King Michael (Mihai) I of Romania, 1947 Wartime photograph of Ion Antonescu, 1882–1946

Left: King Michael I of Romania in 1947. In 1944 Michael led a suc­cess­ful coup with support from oppo­si­tion poli­ticians and the army that deposed Anto­nescu, abolished his dictator­ship, and placed Roma­nia on the side of the Allies. On Decem­ber 30, 1947, Michael was forced by the Com­munist Party of Roma­nia to abdi­cate to the Soviet armies of occu­pa­tion and the monarchy was abolished.

Right: Wartime photograph of Ion Anto­nescu. On Septem­ber 5, 1940, Gen. Anto­nescu became Roma­nia’s Prime Minis­ter. He traveled to Ger­many and met Hitler on eight occa­sions between June 1941 and August 1944. On August 23, 1944, King Michael arrested Anto­nescu. In May 1946, the Roma­nian Com­munist govern­ment prose­cuted the former prime minis­ter in a series of People’s Tribu­nals on charges of war crimes, crimes against the peace, and trea­son. Anto­nescu was executed by a military firing squad on June 1, 1946.

Romanian Armies on the Eastern Front, 1941–1944 (German Newsreel Footage) (Recommend Turning Martial Music Off)

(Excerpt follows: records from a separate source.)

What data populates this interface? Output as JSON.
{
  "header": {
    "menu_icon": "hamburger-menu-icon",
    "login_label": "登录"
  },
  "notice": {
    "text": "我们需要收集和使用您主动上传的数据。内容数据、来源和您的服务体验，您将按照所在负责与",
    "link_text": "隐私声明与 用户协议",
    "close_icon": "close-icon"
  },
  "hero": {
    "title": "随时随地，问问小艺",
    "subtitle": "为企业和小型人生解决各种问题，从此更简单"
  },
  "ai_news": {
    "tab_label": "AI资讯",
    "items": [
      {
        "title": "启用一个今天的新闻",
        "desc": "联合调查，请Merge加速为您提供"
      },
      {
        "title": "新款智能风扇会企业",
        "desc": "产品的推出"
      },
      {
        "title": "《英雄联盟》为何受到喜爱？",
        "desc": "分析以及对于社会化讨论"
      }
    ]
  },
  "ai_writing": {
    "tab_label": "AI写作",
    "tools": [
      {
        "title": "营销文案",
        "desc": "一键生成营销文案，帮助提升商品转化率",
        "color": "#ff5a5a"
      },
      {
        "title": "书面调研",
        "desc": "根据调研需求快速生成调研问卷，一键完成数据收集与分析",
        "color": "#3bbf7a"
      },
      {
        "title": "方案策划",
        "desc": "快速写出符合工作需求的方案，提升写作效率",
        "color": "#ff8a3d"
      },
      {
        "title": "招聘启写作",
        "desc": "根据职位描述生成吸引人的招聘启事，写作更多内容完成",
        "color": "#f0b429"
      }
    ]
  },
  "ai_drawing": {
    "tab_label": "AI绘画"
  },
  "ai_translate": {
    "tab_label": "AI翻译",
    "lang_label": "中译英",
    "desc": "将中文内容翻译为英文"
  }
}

WWII Chronicles book coverHistory buffs, there is good news! The Daily Chronicles of World War II is now avail­able as an ebook for $4.99 on Amazon.com. Con­taining a year’s worth of dated entries from this web­site, the ebook brings the story of this tumul­tu­ous era to life in a com­pelling, author­i­ta­tive, and suc­cinct man­ner. Fea­turing inven­tive naviga­tion aids, the ebook enables readers to instantly move for­ward or back­ward by month and date to dif­fer­ent dated entries. Simple and elegant! Click here to purchase the ebook.